* Task details *
A line belongs in the answer if it contains "Zaragoza"; copy every such line from the entries below.

* Data shown *
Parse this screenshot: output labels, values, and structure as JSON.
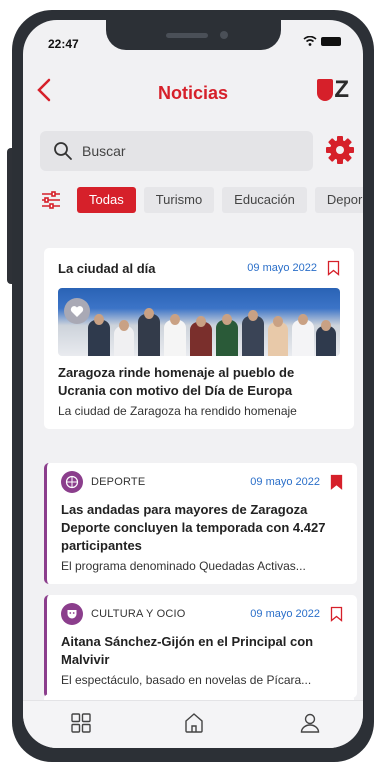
{
  "status_bar": {
    "time": "22:47"
  },
  "header": {
    "title": "Noticias",
    "logo_text": "Z"
  },
  "search": {
    "placeholder": "Buscar"
  },
  "filters": [
    "Todas",
    "Turismo",
    "Educación",
    "Depor"
  ],
  "articles": [
    {
      "title": "La ciudad al día",
      "date": "09 mayo 2022",
      "headline": "Zaragoza rinde homenaje al pueblo de Ucrania con motivo del Día de Europa",
      "summary": "La ciudad de Zaragoza ha rendido homenaje",
      "bookmarked": false
    },
    {
      "category": "DEPORTE",
      "date": "09 mayo 2022",
      "headline": "Las andadas para mayores de Zaragoza Deporte concluyen la temporada con 4.427 participantes",
      "summary": "El programa denominado Quedadas Activas...",
      "bookmarked": true
    },
    {
      "category": "CULTURA Y OCIO",
      "date": "09 mayo 2022",
      "headline": "Aitana Sánchez-Gijón en el Principal con Malvivir",
      "summary": "El espectáculo, basado en novelas de Pícara...",
      "bookmarked": false
    }
  ],
  "colors": {
    "accent": "#d6202a",
    "category": "#8b3e8c",
    "date": "#2b6fc9"
  },
  "tab_icons": [
    "grid-icon",
    "home-icon",
    "user-icon"
  ]
}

* Answer to this problem *
      "headline": "Zaragoza rinde homenaje al pueblo de Ucrania con motivo del Día de Europa",
      "summary": "La ciudad de Zaragoza ha rendido homenaje",
      "headline": "Las andadas para mayores de Zaragoza Deporte concluyen la temporada con 4.427 participantes",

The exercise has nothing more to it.